Advocate For The Extension Of Funding For Tutoring: Email Your MP
Ahead of the Autumn Statement on 22 November, we invite you to join us in advocating for the extension of tutoring funding. With enough support and political pressure, a national tutoring offer could become a long-standing intervention within our country’s education system. A more equitable educational landscape where tutoring is accessible to all could be a positive legacy to come out of the pandemic.
Please feel free to use the template below. Make sure you tailor the sections in bold/italics and include the hyperlinks to further reading for maximum impact. You can find your local MP’s email address here.
MP Letter Template:
Dear [MP’s name],

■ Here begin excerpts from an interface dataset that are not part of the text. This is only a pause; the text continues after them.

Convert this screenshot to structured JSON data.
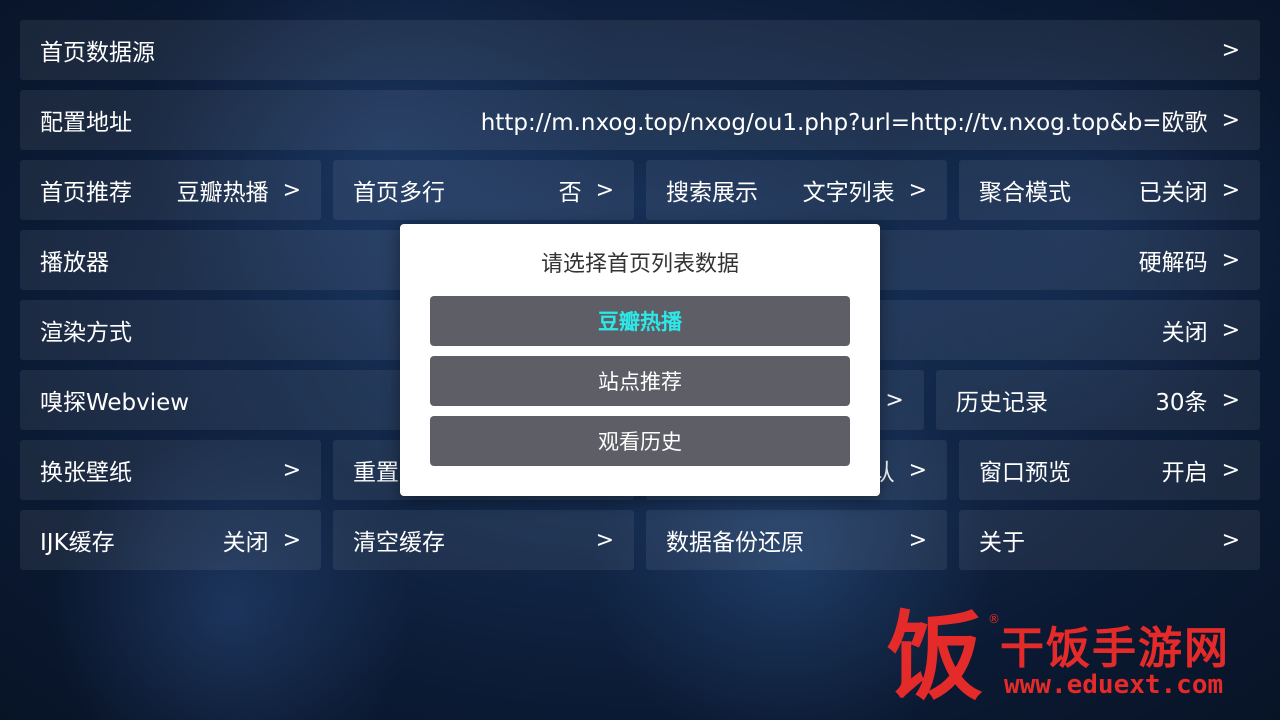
{
  "settings": {
    "home_source": {
      "label": "首页数据源",
      "arrow": ">"
    },
    "config_url": {
      "label": "配置地址",
      "value": "http://m.nxog.top/nxog/ou1.php?url=http://tv.nxog.top&b=欧歌",
      "arrow": ">"
    },
    "row3": [
      {
        "label": "首页推荐",
        "value": "豆瓣热播",
        "arrow": ">"
      },
      {
        "label": "首页多行",
        "value": "否",
        "arrow": ">"
      },
      {
        "label": "搜索展示",
        "value": "文字列表",
        "arrow": ">"
      },
      {
        "label": "聚合模式",
        "value": "已关闭",
        "arrow": ">"
      }
    ],
    "player": {
      "label": "播放器",
      "value": "硬解码",
      "arrow": ">"
    },
    "render": {
      "label": "渲染方式",
      "value": "关闭",
      "arrow": ">"
    },
    "row6": [
      {
        "label": "嗅探Webview",
        "arrow": ">"
      },
      {
        "label": "历史记录",
        "value": "30条",
        "arrow": ">"
      }
    ],
    "row7": [
      {
        "label": "换张壁纸",
        "arrow": ">"
      },
      {
        "label": "重置",
        "arrow": ""
      },
      {
        "label": "",
        "value": "认",
        "arrow": ">"
      },
      {
        "label": "窗口预览",
        "value": "开启",
        "arrow": ">"
      }
    ],
    "row8": [
      {
        "label": "IJK缓存",
        "value": "关闭",
        "arrow": ">"
      },
      {
        "label": "清空缓存",
        "arrow": ">"
      },
      {
        "label": "数据备份还原",
        "arrow": ">"
      },
      {
        "label": "关于",
        "arrow": ">"
      }
    ]
  },
  "dialog": {
    "title": "请选择首页列表数据",
    "options": [
      "豆瓣热播",
      "站点推荐",
      "观看历史"
    ],
    "selected_index": 0,
    "selected_color": "#2ee8e8"
  },
  "watermark": {
    "logo_char": "饭",
    "registered": "®",
    "name": "干饭手游网",
    "url": "www.eduext.com",
    "color": "#e52a2a"
  }
}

My name is [name], and I [explain your current/former role in education and where you work(ed). E.g “I am a Maths Teacher at [name of school]”]. Ahead of the Autumn Statement, I am writing to ask for your help in making the case for the extension of small-group tutoring funding for schools and colleges.
Since the pandemic, schools and colleges have received funding to deliver tutoring to support children’s academic recovery via the National Tutoring Programme or the 16-19 Tuition Fund. Tutoring has been demonstrated to be a high-impact, cost-effective intervention, which an evaluation from the Education Endowment Foundation (EEF) has shown has an average impact of four months’ additional progress over the course of a year.
Prior to the pandemic, families on low incomes were systematically priced out of tutoring support if their child fell behind. The Sutton Trust has shown that since this funding for tutoring has been introduced, the gap in access to tutoring between rich and poor families in England has all but disappeared. Tutoring is not only highly impactful but also hugely popular with both parents and pupils. Recent polling undertaken by Public First found that:
- 77% of parents supported an expansion of tutoring provision.
- 73% of parents supported state-funded tutoring for all pupils from disadvantaged backgrounds.
[Insert personal reflections about the impact of tutoring/the attainment gap and/or other relevant reflections here. E.g. “I have seen for myself the transformative impact tutoring can have through my role as/at [role and/or school/college/sixth form]”.
Despite this, funding for both the National Tutoring Programme and 16-19 Tuition Fund is currently due to finish in August 2024. We know that the impact of Covid-19 has cast a long shadow over young people, and this is still being felt. Removing funding at this stage risks losing the valuable infrastructure that has been built to provide tutoring to young people to help them succeed. Moreover, we know it is the most disadvantaged young people who will lose out if this support is withdrawn.
Whilst funding for tutoring was designed to help with the immediate effects of the pandemic, the potential of state-funded tutoring in schools and colleges goes much further than education recovery. A nationwide offer of access to tutoring for children and young people from disadvantaged backgrounds has always had the potential to play a fundamental part in the strategy to tackle the country’s longstanding attainment gap. Tutoring is one of the most transformative tools within education, with the potential to close the disadvantage gap and break down barriers to opportunity that stop our young people from succeeding.
With your help, a more equitable educational landscape where tutoring is accessible to all could be a positive legacy to come out of the pandemic. Please do let me know if you will be able to help make the case for this within Parliament.
[Your address and postcode. PLEASE NOTE: It is important to add this as many MPs will not respond to a letter without confirmation that you are their constituent].